Nearly one million South Africans are employed as domestic workers in private homes across the country. It’s a viable and important career choice for many, but it’s important that prospective employers (and employees) understand their rights.
In 2022, Employment and Labour minister Thulas Nxesi is expected to update the minimum wage to 100% of the National Minimum Wage. This would raise the salary of a domestic worker to R23 per hour, up from R19.09 in 2021 or R3700 per month (full day, weekday employment).
Additional protection will also be introduced, allowing domestic workers injured on duty to claim from the Compensation for Occupational Injuries and Diseases Act.
There are nearly 2 000 domestic cleaning positions currently listed on classifieds site Gumtree, according to Gumtree’s marketing manager Estelle Nagel, but the site still occasionally encounters job listings below the current minimum wage.
“It’s important for both parties to understand their rights. Unfortunately, some employers take advantage of the desperation of job seekers. Even if the applicant accepts the salary, you can still land in hot water, so don’t pay your staff less than their due.”
Some of the rights you should take note of:
- You must give notice of termination of employment in writing. One week’s notice in advance has to be given to employees that have worked for you for less than six months; after that four weeks’ notice is required. All monies owed including wages, pro rata leave, and other fees must be paid.
- If you terminate employment for a live-in domestic worker, you must also provide one month’s notice to for the worker to leave the supplied accommodation.
- Your domestic worker must be registered for UIF.
- Your domestic worker cannot work more than nine hours a day for a five-day work week or eight hours a day for a six-day work week, and cannot work more than 15 hours overtime per week.
- Workers are entitled to a one-hour break for a meal after five hours of continuous work.
- Your domestic worker is entitled to public holidays and must be paid double their normal rate if they choose to work on a public holiday. Full-time workers are entitled to 1 day of leave for every 17 days worked.
- You are not allowed to deduct any money from a domestic worker’s wages without written permission.
- You may deduct no more than 10% if accommodation is provided, if the accommodation provided meets certain standards.

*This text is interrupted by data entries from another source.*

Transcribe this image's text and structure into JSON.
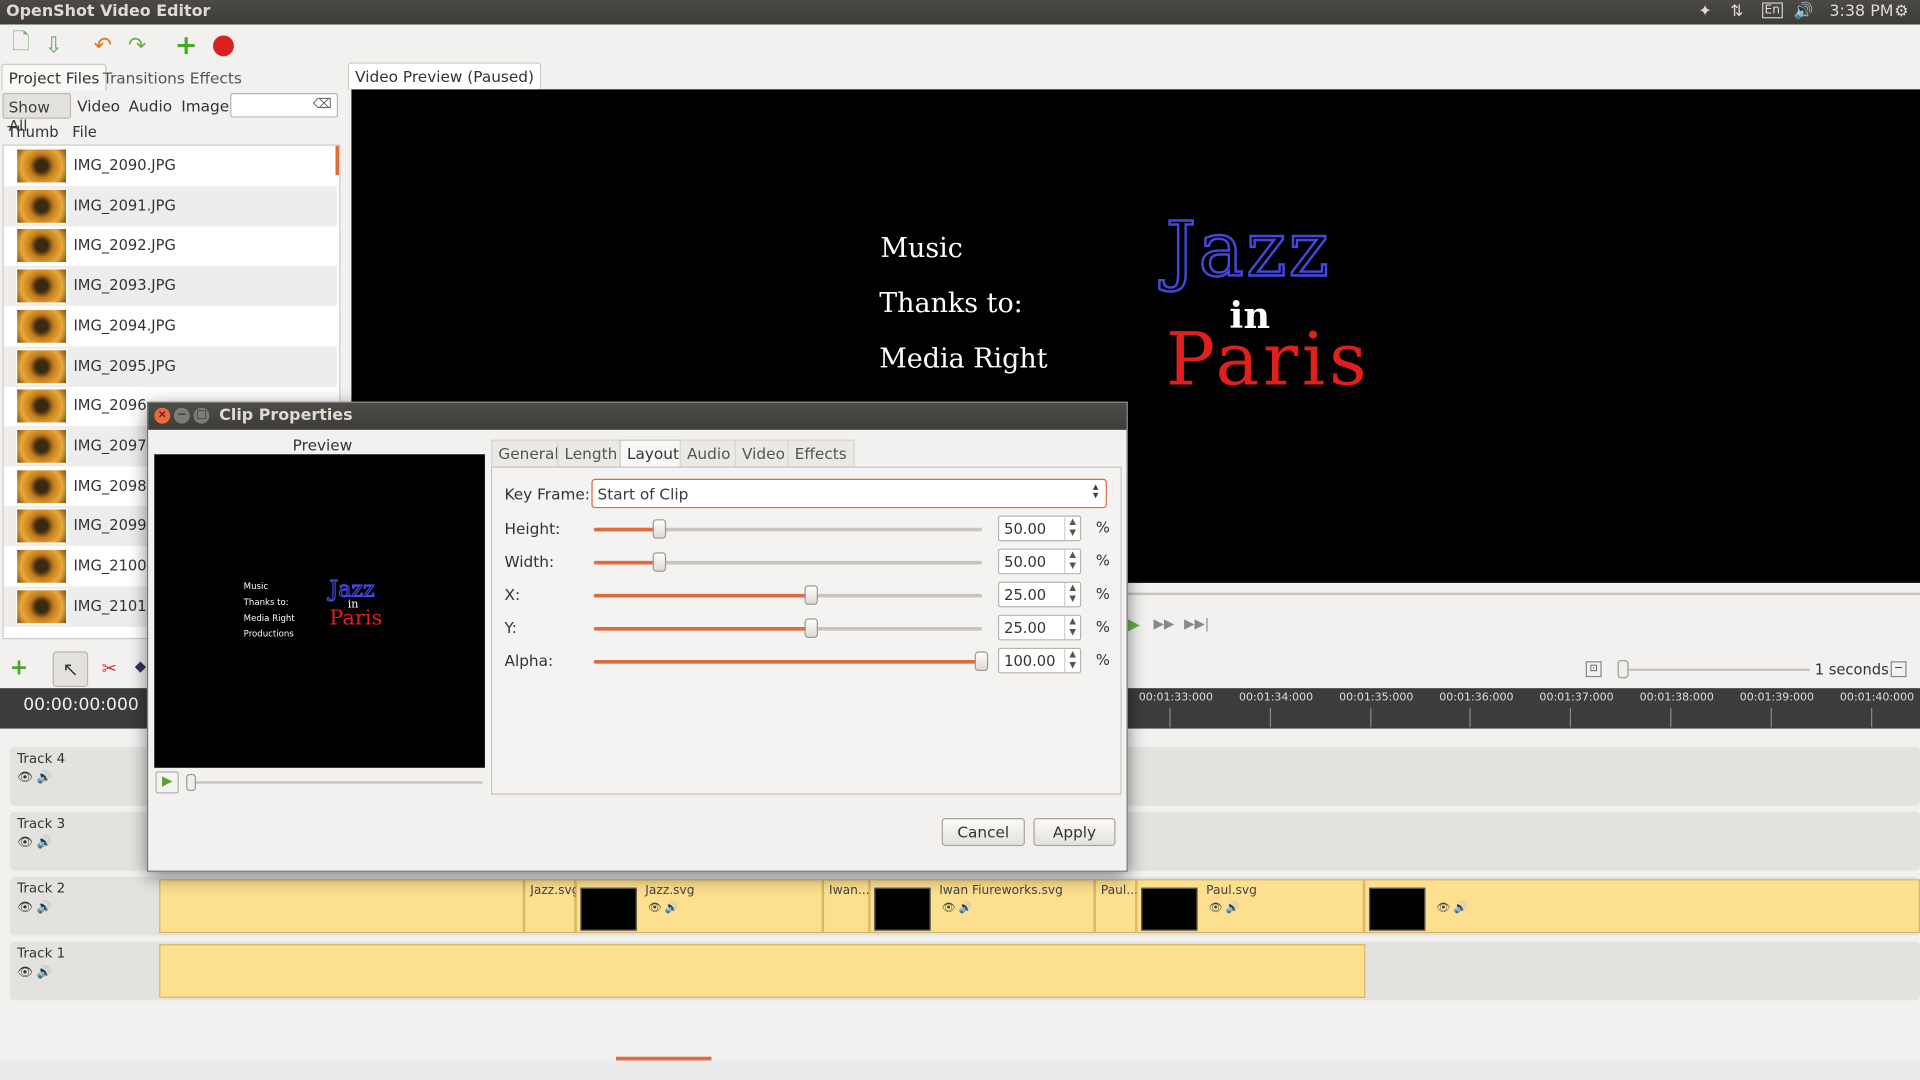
{
  "app": {
    "title": "OpenShot Video Editor"
  },
  "top_panel": {
    "keyboard": "En",
    "clock": "3:38 PM"
  },
  "left_tabs": [
    "Project Files",
    "Transitions",
    "Effects"
  ],
  "filters": {
    "show_all": "Show All",
    "video": "Video",
    "audio": "Audio",
    "image": "Image",
    "search_placeholder": ""
  },
  "file_columns": {
    "thumb": "Thumb",
    "file": "File"
  },
  "files": [
    "IMG_2090.JPG",
    "IMG_2091.JPG",
    "IMG_2092.JPG",
    "IMG_2093.JPG",
    "IMG_2094.JPG",
    "IMG_2095.JPG",
    "IMG_2096...",
    "IMG_2097...",
    "IMG_2098...",
    "IMG_2099...",
    "IMG_2100...",
    "IMG_2101..."
  ],
  "preview_tab": "Video Preview (Paused)",
  "preview": {
    "credits": [
      "Music",
      "Thanks to:",
      "Media Right"
    ],
    "logo": {
      "word1": "Jazz",
      "word2": "in",
      "word3": "Paris"
    }
  },
  "timeline": {
    "timecode": "00:00:00:000",
    "zoom_label": "1 seconds",
    "ruler": [
      "00:01:33:000",
      "00:01:34:000",
      "00:01:35:000",
      "00:01:36:000",
      "00:01:37:000",
      "00:01:38:000",
      "00:01:39:000",
      "00:01:40:000"
    ],
    "tracks": [
      "Track 4",
      "Track 3",
      "Track 2",
      "Track 1"
    ],
    "track2_clips": [
      "Jazz.svg",
      "Jazz.svg",
      "Iwan...",
      "Iwan Fiureworks.svg",
      "Paul...",
      "Paul.svg"
    ]
  },
  "dialog": {
    "title": "Clip Properties",
    "preview_label": "Preview",
    "preview_credits": [
      "Music",
      "Thanks to:",
      "Media Right",
      "Productions"
    ],
    "tabs": [
      "General",
      "Length",
      "Layout",
      "Audio",
      "Video",
      "Effects"
    ],
    "active_tab": "Layout",
    "keyframe_label": "Key Frame:",
    "keyframe_value": "Start of Clip",
    "props": [
      {
        "label": "Height:",
        "value": "50.00",
        "level": 0.17
      },
      {
        "label": "Width:",
        "value": "50.00",
        "level": 0.17
      },
      {
        "label": "X:",
        "value": "25.00",
        "level": 0.56
      },
      {
        "label": "Y:",
        "value": "25.00",
        "level": 0.56
      },
      {
        "label": "Alpha:",
        "value": "100.00",
        "level": 1.0
      }
    ],
    "unit": "%",
    "cancel": "Cancel",
    "apply": "Apply"
  },
  "colors": {
    "accent": "#e16a3e",
    "clip": "#fcdf8f",
    "jazz": "#3a3ad8",
    "paris": "#e0201e"
  }
}
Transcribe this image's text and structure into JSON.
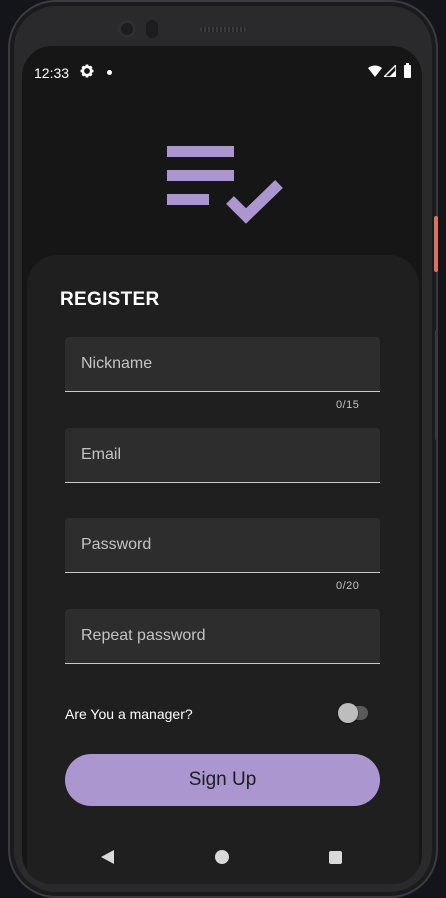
{
  "status_bar": {
    "time": "12:33",
    "icons": [
      "gear-icon",
      "dot-icon",
      "wifi-icon",
      "signal-icon",
      "battery-icon"
    ]
  },
  "logo": {
    "icon": "checklist-icon",
    "color": "#ab96cf"
  },
  "form": {
    "title": "REGISTER",
    "fields": {
      "nickname": {
        "placeholder": "Nickname",
        "value": "",
        "counter": "0/15"
      },
      "email": {
        "placeholder": "Email",
        "value": ""
      },
      "password": {
        "placeholder": "Password",
        "value": "",
        "counter": "0/20"
      },
      "repeat_password": {
        "placeholder": "Repeat password",
        "value": ""
      }
    },
    "manager_toggle": {
      "label": "Are You a manager?",
      "checked": false
    },
    "submit_label": "Sign Up"
  },
  "navigation": {
    "icons": [
      "back-icon",
      "home-icon",
      "recents-icon"
    ]
  },
  "colors": {
    "accent": "#ab96cf",
    "background": "#161616",
    "card": "#1f1f1f",
    "field": "#2d2d2d"
  }
}
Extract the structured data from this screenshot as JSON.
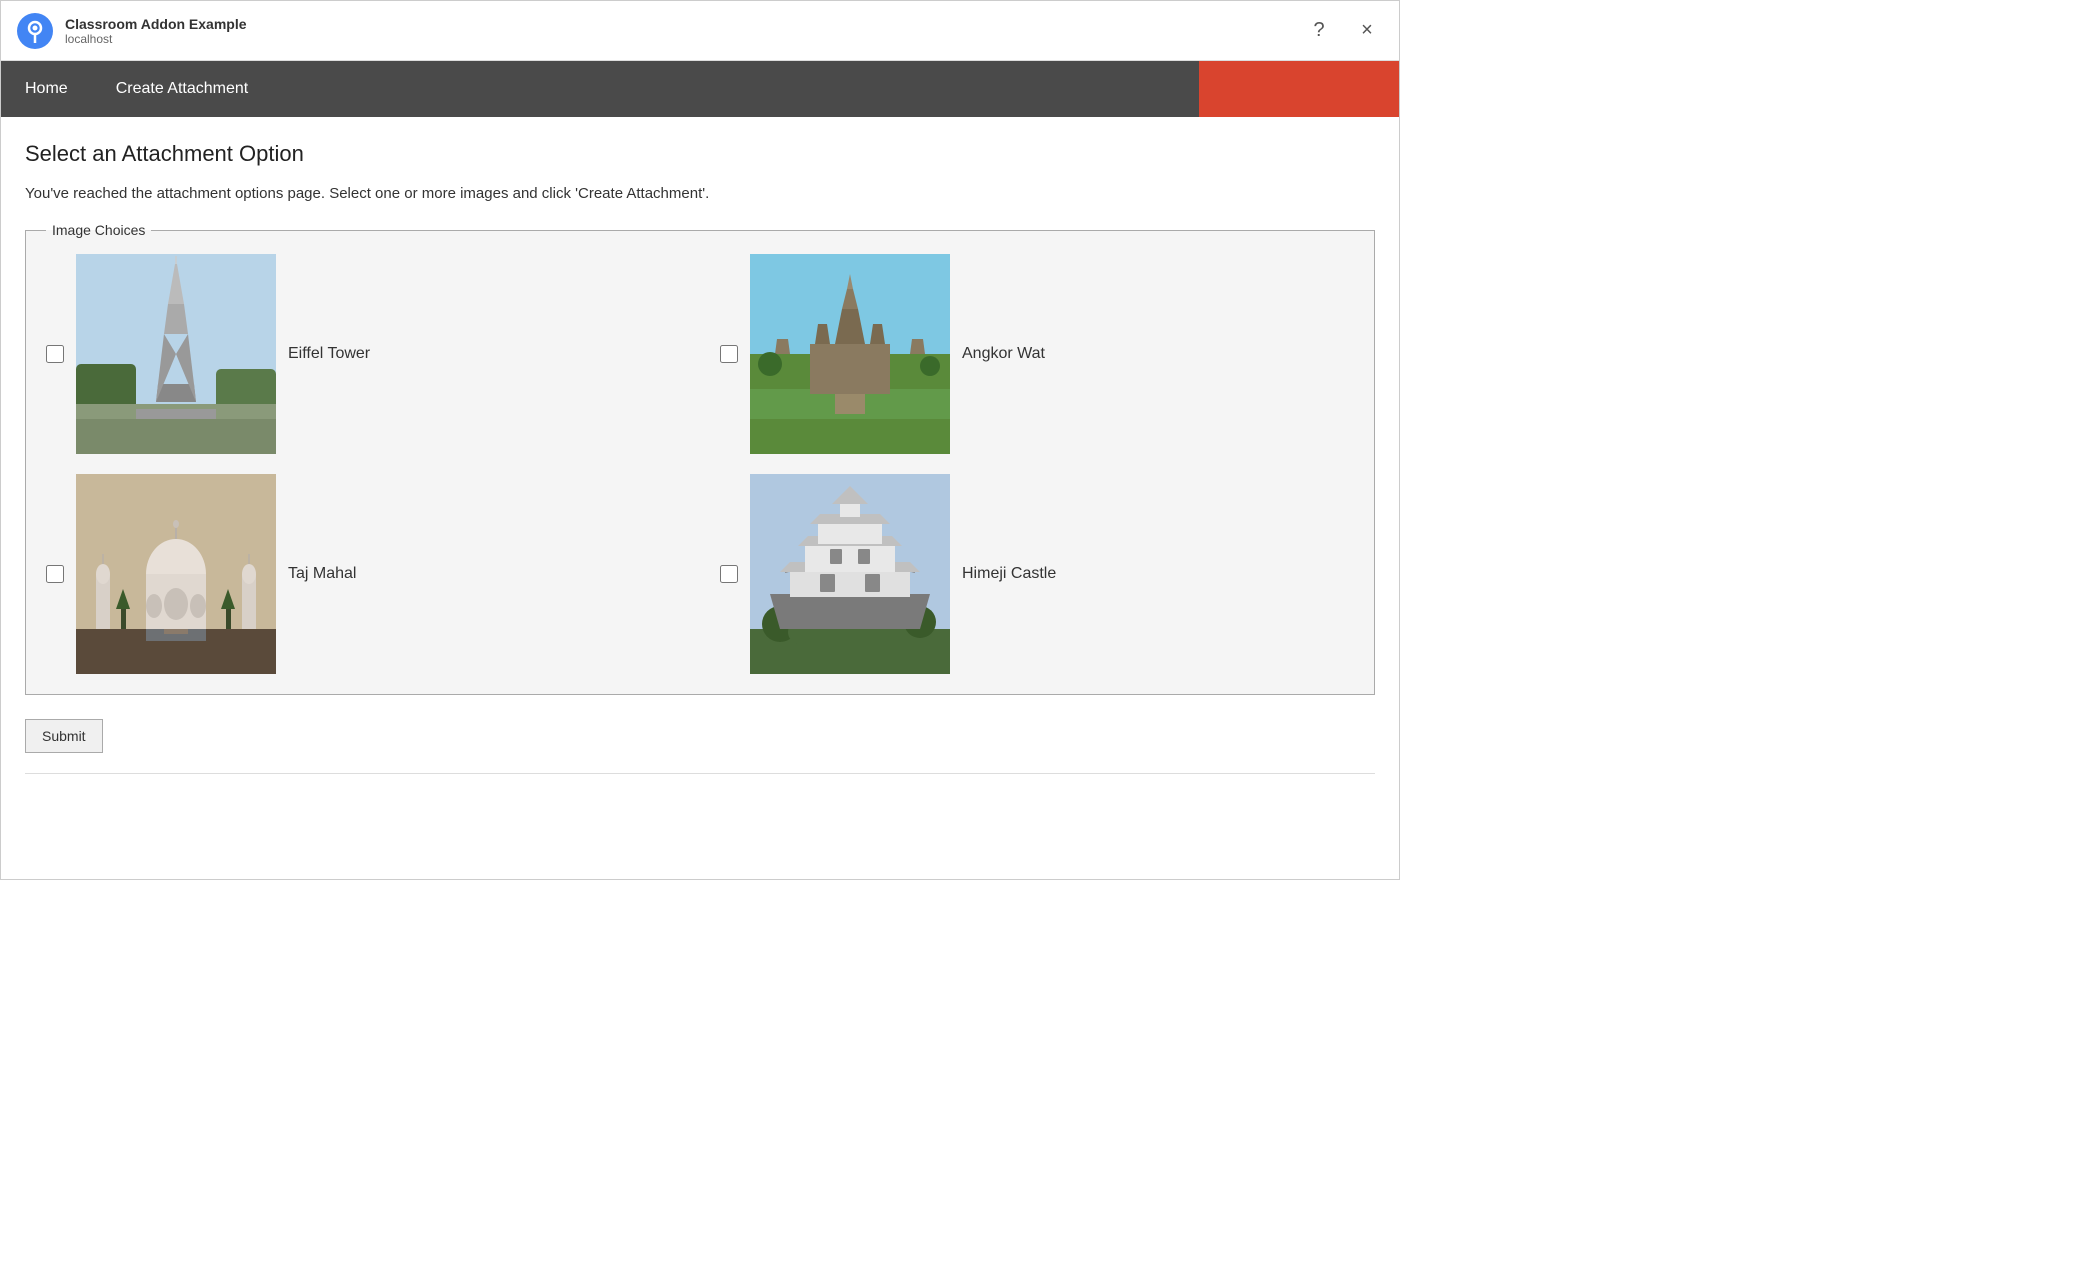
{
  "browser": {
    "app_title": "Classroom Addon Example",
    "app_url": "localhost",
    "help_icon": "?",
    "close_icon": "×"
  },
  "nav": {
    "home_label": "Home",
    "create_attachment_label": "Create Attachment"
  },
  "page": {
    "title": "Select an Attachment Option",
    "description": "You've reached the attachment options page. Select one or more images and click 'Create Attachment'.",
    "fieldset_legend": "Image Choices",
    "submit_label": "Submit"
  },
  "images": [
    {
      "id": "eiffel",
      "label": "Eiffel Tower",
      "class": "img-eiffel"
    },
    {
      "id": "angkor",
      "label": "Angkor Wat",
      "class": "img-angkor"
    },
    {
      "id": "taj",
      "label": "Taj Mahal",
      "class": "img-taj"
    },
    {
      "id": "himeji",
      "label": "Himeji Castle",
      "class": "img-himeji"
    }
  ]
}
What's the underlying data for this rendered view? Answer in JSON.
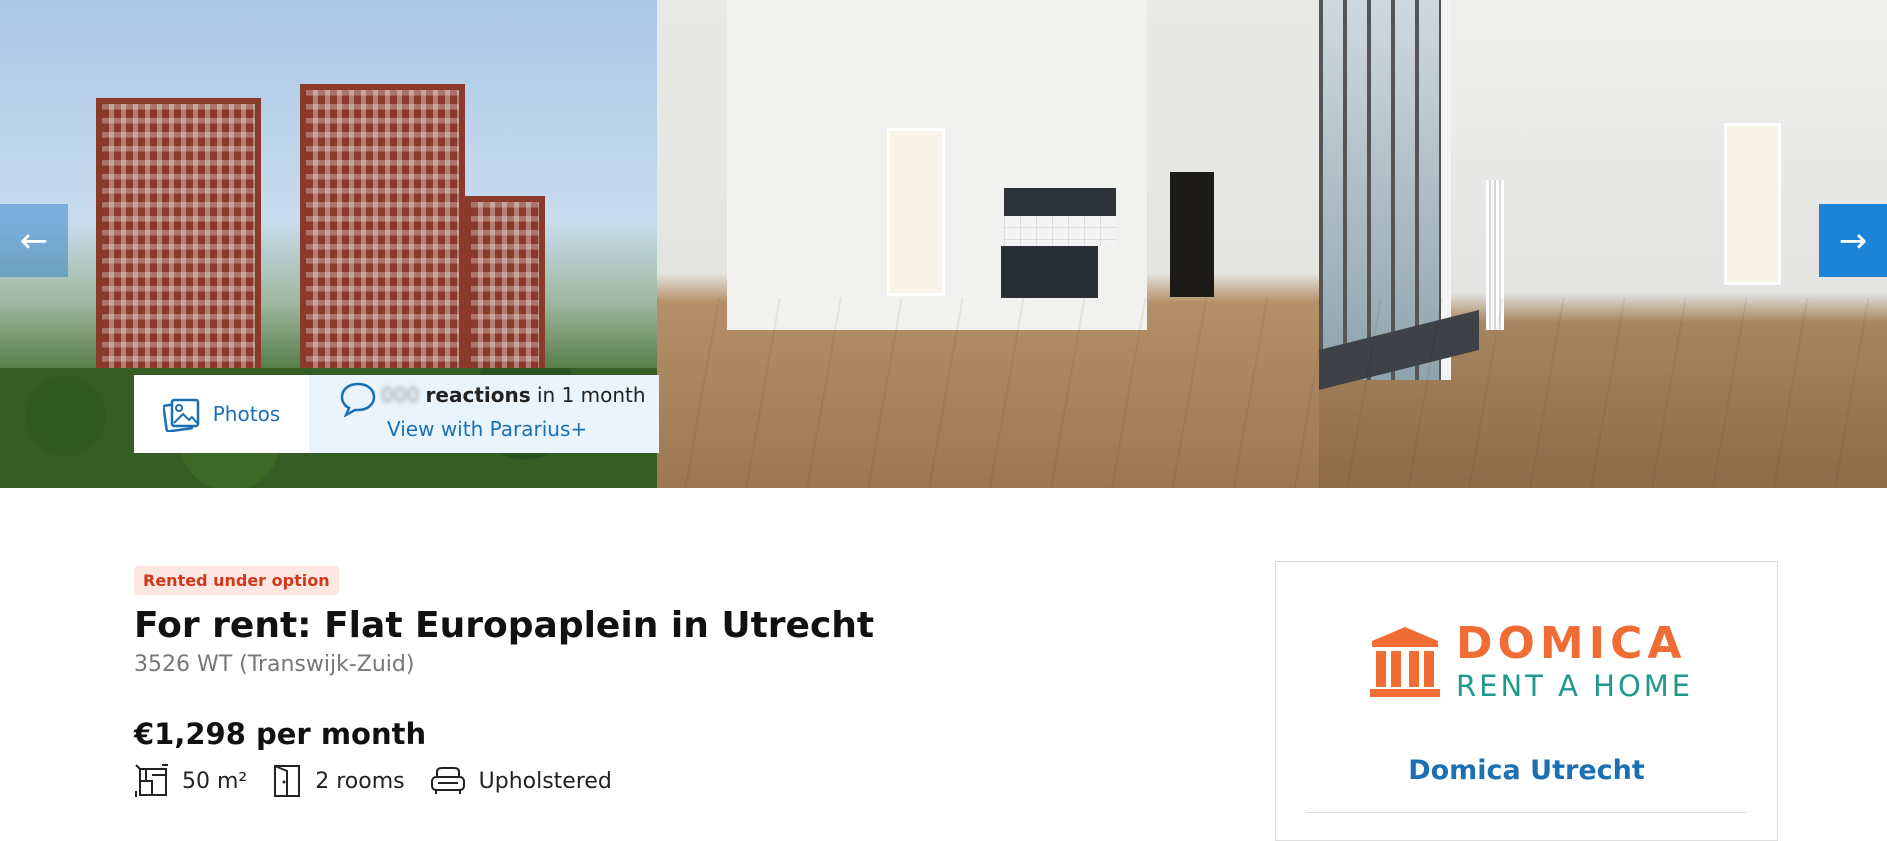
{
  "gallery": {
    "prev_arrow": "←",
    "next_arrow": "→",
    "photos_label": "Photos",
    "reactions_count": "000",
    "reactions_label": "reactions",
    "reactions_period": "in 1 month",
    "pararius_link": "View with Pararius+"
  },
  "listing": {
    "status": "Rented under option",
    "title": "For rent: Flat Europaplein in Utrecht",
    "address": "3526 WT (Transwijk-Zuid)",
    "price": "€1,298 per month",
    "features": {
      "area": "50 m²",
      "rooms": "2 rooms",
      "furnishing": "Upholstered"
    }
  },
  "agent": {
    "logo_top": "DOMICA",
    "logo_bottom": "RENT A HOME",
    "name": "Domica Utrecht"
  },
  "colors": {
    "accent_blue": "#1b6fb3",
    "nav_blue": "#1b84d6",
    "status_red": "#d0381a",
    "logo_orange": "#ef6c35",
    "logo_teal": "#1f9a8a"
  }
}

Nagel says domestic workers applying for work at private residences must know their rights. “More than a quarter of a million domestic workers lost their jobs in the second quarter of 2020, and many lost valuable income during the lockdown. This can cause some job seekers to throw caution to the wind when it comes to applying for work, but it’s important to protect yourself and know what your rights are.”